Hospitals crying poverty is nothing new in New York, and a financial analysis released last week confirmed just that, finding almost no change in the troubled finances of many New York hospitals from 1999 to 2001.
The report by the United Hospital Fund, a New York-based not-for-profit health services and research organization, found that in 2001, the most recent year for which data were available, 13 of the city's 35 hospitals were considered "in jeopardy"-suffering from large and recurring operating losses and working capital and net asset deficits. The same 13 most severely distressed hospitals also were at risk in 1999 when the organization published its last analysis. The report noted that these hospitals typically have fewer than 300 occupied beds and treat a disproportionate share of low-income patients.
"(The study) maybe picked up a lot more steam than I would have anticipated, and some of the hospitals were not happy with being singled out through the media," said Kenneth Raske, president of the Greater New York Hospital Association. "Some of the media reports inaccurately said some institutions were in trouble when in fact they are doing a turnaround."
In the aggregate, New York hospitals posted an operating margin of -0.4% in 2001 based on $15.5 billion in revenue.

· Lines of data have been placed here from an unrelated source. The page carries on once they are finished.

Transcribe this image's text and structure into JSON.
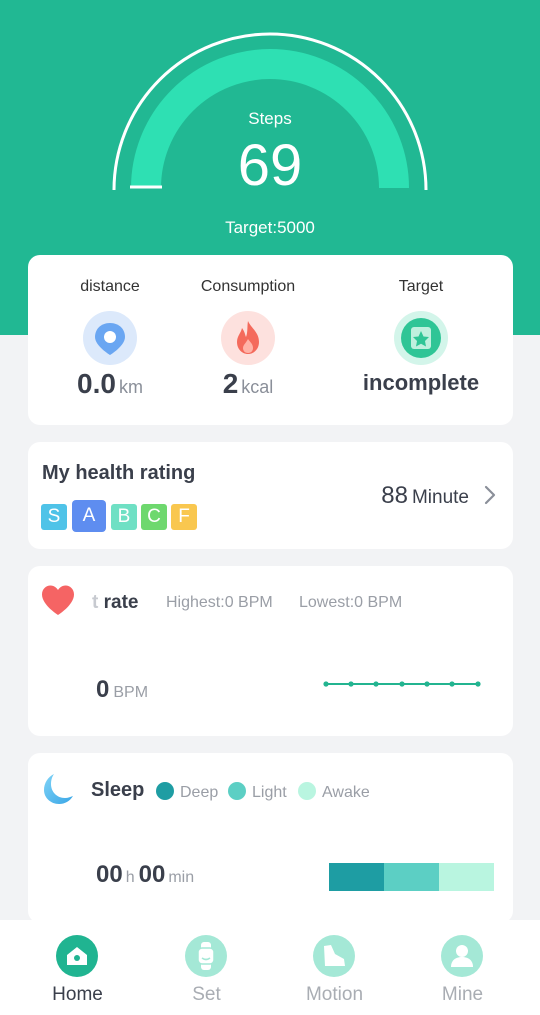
{
  "steps": {
    "label": "Steps",
    "value": "69",
    "target_text": "Target:5000",
    "progress_fraction": 0.014
  },
  "stats": [
    {
      "label": "distance",
      "value": "0.0",
      "unit": "km",
      "icon": "location-pin-icon",
      "color": "#5b9cf0"
    },
    {
      "label": "Consumption",
      "value": "2",
      "unit": "kcal",
      "icon": "flame-icon",
      "color": "#f26a5a"
    },
    {
      "label": "Target",
      "value": "incomplete",
      "icon": "star-badge-icon",
      "color": "#2fc596"
    }
  ],
  "health_rating": {
    "title": "My health rating",
    "grades": [
      {
        "letter": "S",
        "color": "#4fc3e8"
      },
      {
        "letter": "A",
        "color": "#5e8df0",
        "selected": true
      },
      {
        "letter": "B",
        "color": "#6fe0c4"
      },
      {
        "letter": "C",
        "color": "#6ed86e"
      },
      {
        "letter": "F",
        "color": "#f9c74f"
      }
    ],
    "value": "88",
    "unit": "Minute"
  },
  "heart_rate": {
    "title_faded": "t",
    "title": "rate",
    "highest": "Highest:0  BPM",
    "lowest": "Lowest:0  BPM",
    "value": "0",
    "unit": "BPM"
  },
  "sleep": {
    "title": "Sleep",
    "legend": [
      {
        "label": "Deep",
        "color": "#1e9da3"
      },
      {
        "label": "Light",
        "color": "#5ccfc4"
      },
      {
        "label": "Awake",
        "color": "#b9f5e0"
      }
    ],
    "hours": "00",
    "hours_unit": "h",
    "minutes": "00",
    "minutes_unit": "min"
  },
  "tabs": [
    {
      "label": "Home",
      "icon": "home-icon",
      "active": true
    },
    {
      "label": "Set",
      "icon": "watch-icon"
    },
    {
      "label": "Motion",
      "icon": "shoe-icon"
    },
    {
      "label": "Mine",
      "icon": "person-icon"
    }
  ],
  "colors": {
    "brand": "#21b893",
    "arc": "#2ee0b3",
    "text_dark": "#3a3f4b",
    "text_muted": "#9a9ea6"
  }
}
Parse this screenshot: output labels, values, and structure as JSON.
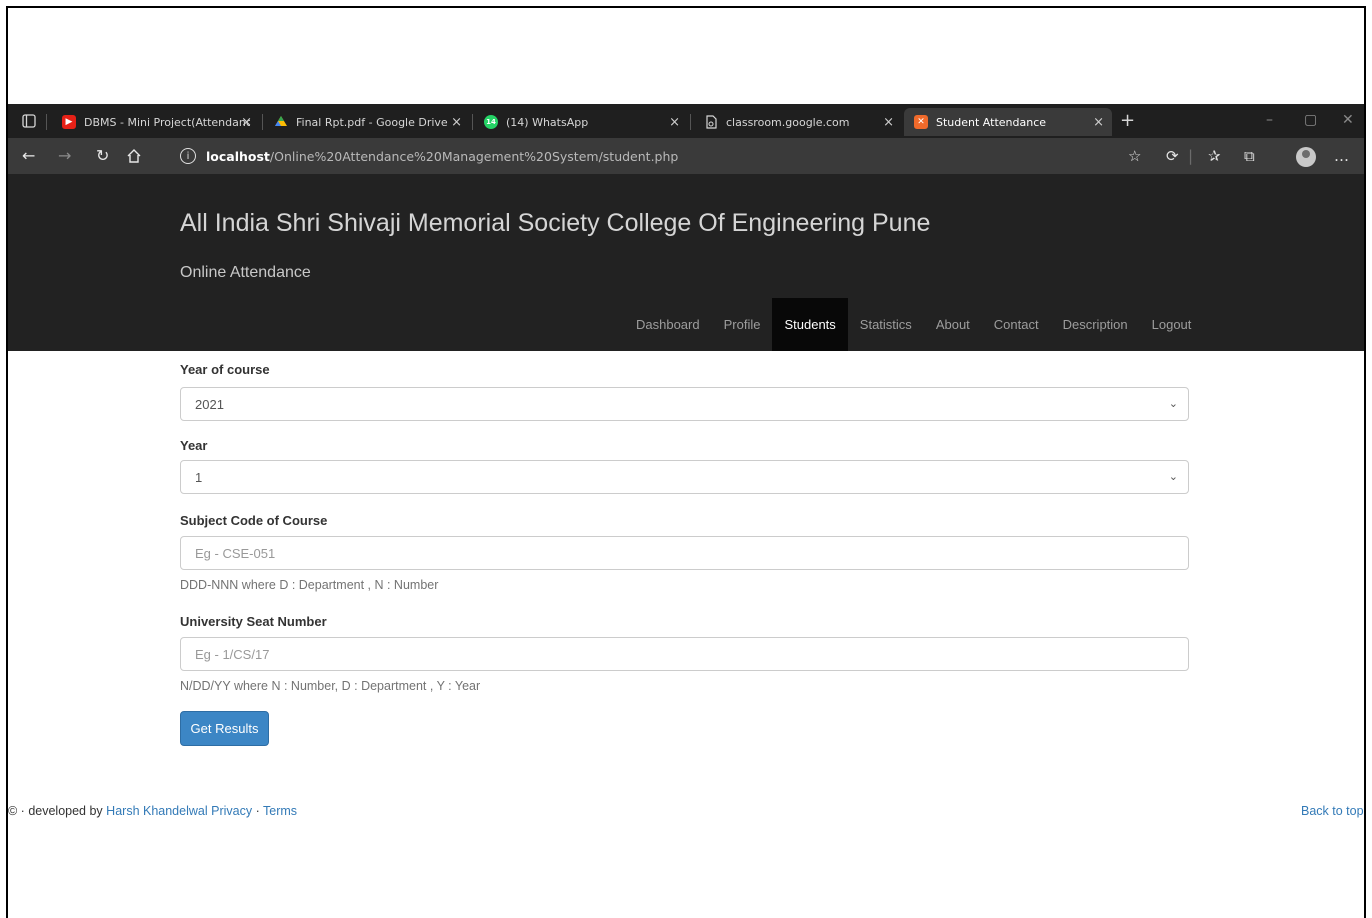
{
  "browser": {
    "tabs": [
      {
        "label": "DBMS - Mini Project(Attendance",
        "icon": "youtube-icon",
        "active": false
      },
      {
        "label": "Final Rpt.pdf - Google Drive",
        "icon": "google-drive-icon",
        "active": false
      },
      {
        "label": "(14) WhatsApp",
        "icon": "whatsapp-icon",
        "active": false,
        "badge": "14"
      },
      {
        "label": "classroom.google.com",
        "icon": "page-icon",
        "active": false
      },
      {
        "label": "Student Attendance",
        "icon": "xampp-icon",
        "active": true
      }
    ],
    "url_host": "localhost",
    "url_path": "/Online%20Attendance%20Management%20System/student.php",
    "colors": {
      "tabstrip": "#1f1f1f",
      "toolbar": "#3a3a3a"
    }
  },
  "site": {
    "title": "All India Shri Shivaji Memorial Society College Of Engineering Pune",
    "subtitle": "Online Attendance",
    "nav": [
      "Dashboard",
      "Profile",
      "Students",
      "Statistics",
      "About",
      "Contact",
      "Description",
      "Logout"
    ],
    "active_nav": "Students",
    "header_color": "#222222"
  },
  "form": {
    "year_of_course": {
      "label": "Year of course",
      "value": "2021"
    },
    "year": {
      "label": "Year",
      "value": "1"
    },
    "subject_code": {
      "label": "Subject Code of Course",
      "placeholder": "Eg - CSE-051",
      "help": "DDD-NNN where D : Department , N : Number"
    },
    "seat_number": {
      "label": "University Seat Number",
      "placeholder": "Eg - 1/CS/17",
      "help": "N/DD/YY where N : Number, D : Department , Y : Year"
    },
    "submit_label": "Get Results",
    "button_color": "#3c86c5"
  },
  "footer": {
    "prefix": "© · developed by",
    "author": "Harsh Khandelwal",
    "privacy": "Privacy",
    "separator": "·",
    "terms": "Terms",
    "back_to_top": "Back to top"
  }
}
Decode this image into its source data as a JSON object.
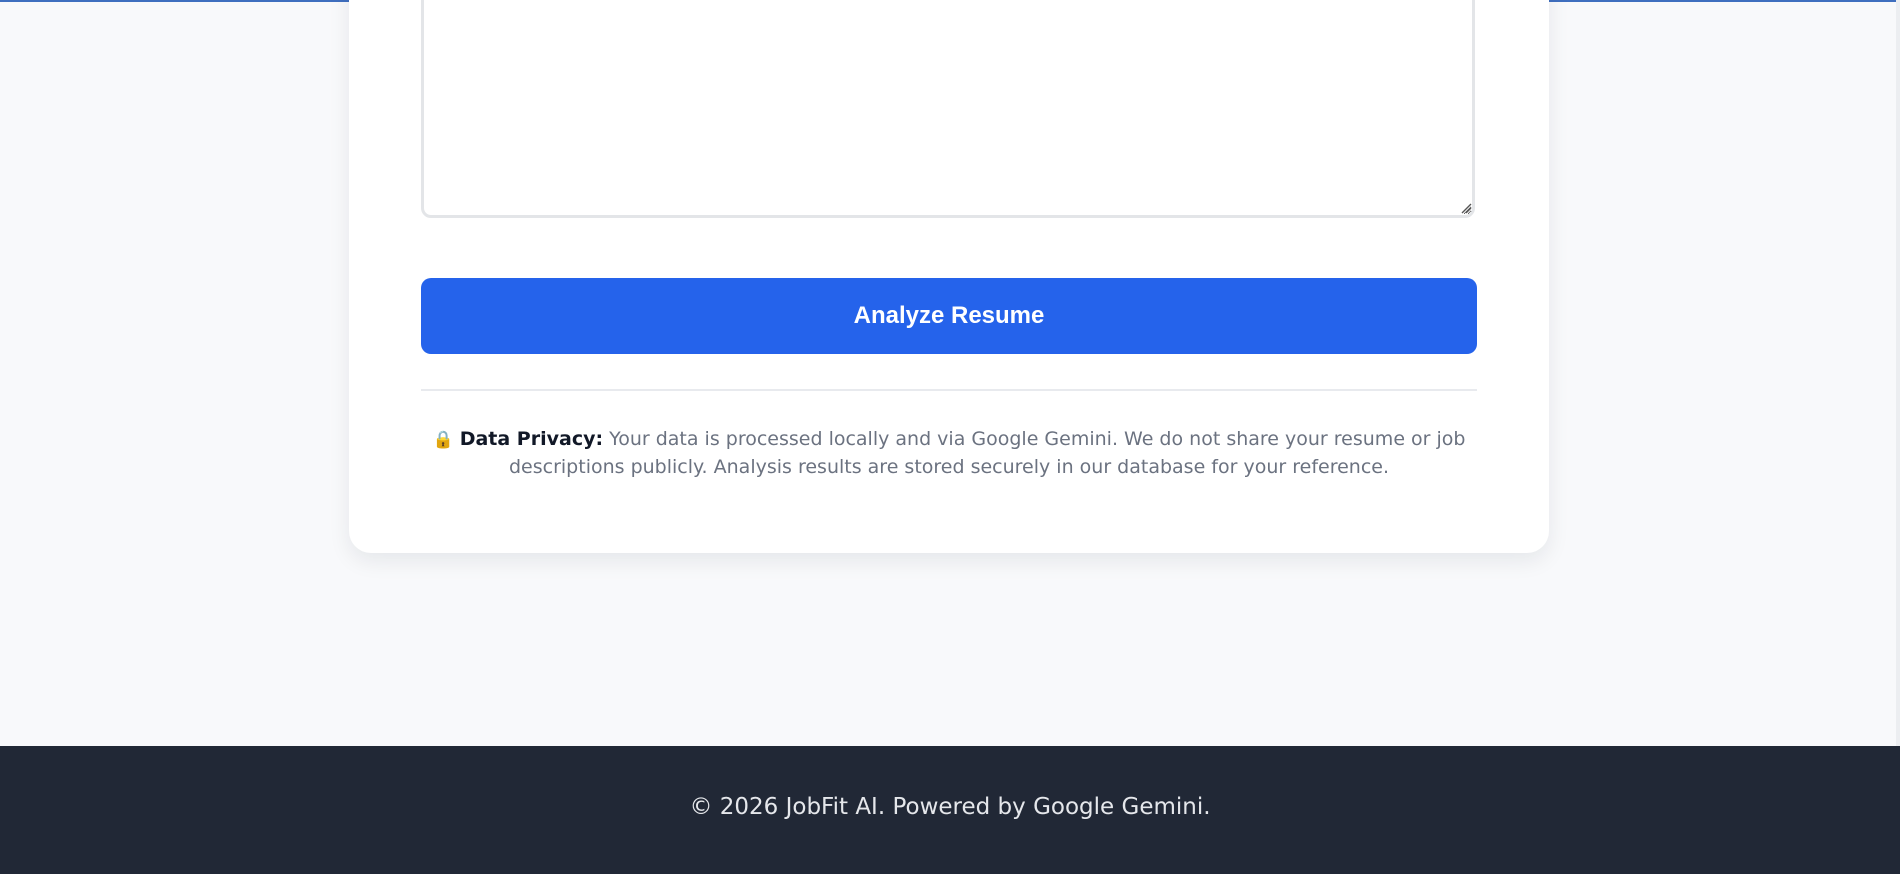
{
  "form": {
    "textarea_value": "",
    "analyze_label": "Analyze Resume"
  },
  "privacy": {
    "lock_icon": "🔒",
    "label": "Data Privacy:",
    "text": "Your data is processed locally and via Google Gemini. We do not share your resume or job descriptions publicly. Analysis results are stored securely in our database for your reference."
  },
  "footer": {
    "text": "© 2026 JobFit AI. Powered by Google Gemini."
  },
  "colors": {
    "accent": "#2563eb",
    "footer_bg": "#212836",
    "page_bg": "#f8f9fb"
  }
}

Hospitals classified as "in jeopardy" together posted an operating margin of -4.7%. Another seven hospitals identified as "at risk"-able to meet their financial commitments but vulnerable to changes such as declines in reimbursements or increases in the number of uninsured patients they treat-in the aggregate operated with a margin of 0.5%. Meanwhile, the 15 healthiest hospitals included in the study posted an aggregate operating margin of 0.9%. New York's most financially stable hospitals boasted higher occupancy rates and a growth in inpatient utilization compared with their national peers, but they had lower surpluses, which affects their ability to increase debt or fund new projects, according to the study.
The national average operating margin for large urban hospitals is 1.8%, according to the study, which based its analysis on the audited financial statements of New York hospitals, as well as almanacs by healthcare information companies Solucient and Ingenix.
"There's really nothing new here. A number of institutions are chronically underfunded," Raske said. "But I think what it does is continue to highlight the fiscal distress of institutions for the general public."
Though the United Hospital Fund, which said it is only interested in tracking trends, closely guarded the identities of the 13 hospitals in jeopardy, some media reports expanded on the study's results by noting hospitals outside the city but in the region that are closing. Among them is 213-bed Island Medical Center in Hempstead, Long Island, which did not fall within the five-borough purview of the report. The hospital filed for bankruptcy protection in October 2000-the second time in less than a decade-and in July finally threw in the cards after running out of cash, said Fred Hyde, a consultant hired by Local 1199 of the Service Employees International Union who had been working to save the hospital. Hospital officials said that in 2002, the hospital lost $12 million in operations on $22 million in net revenue-a -55% operating margin (March 3, p. 38).
Another distressed hospital scheduled to close as early as 2004 is the Staten Island campus of Bayley Seton, part of eight-hospital St. Vincent Catholic Medical Centers. The former public hospital is merely "relocating" most services and staff two miles away to St. Vincent's Hospital Staten Island, said Bernadette Kingham-Bez, a St. Vincent's spokeswoman. The Bayley Seton division, which since 1999 has devoted its inpatient beds to psychiatric, substance abuse and neurobehavioral health patients, was projected to lose $13 million on revenue of $72 million this year, she said.
"So it's not a closure of services but the closing of a 72-year-old public health facility that requires over $30 million in capital investment," Kingham-Bez said. She also noted that at the same time the system is closing Bayley Seton, it is picking up 186-bed St. Clare's Hospital and Health Center in Manhattan (July 7, p. 18).
Two other hospitals within New York's five boroughs have closed divisions. The 653-bed Brooklyn Hospital Center last January closed inpatient beds at its Caledonian campus, leaving outpatient clinics and an urgent-care center as the only services at the site. The 694-bed Staten Island University Hospital last spring took out the outpatient beds at its Concord campus and is hoping to get state approval to transfer them to another of its two remaining divisions, said Arleen Ryback, a hospital spokeswoman. Like Bayley Seton, the Concord division requires costly renovations, she said.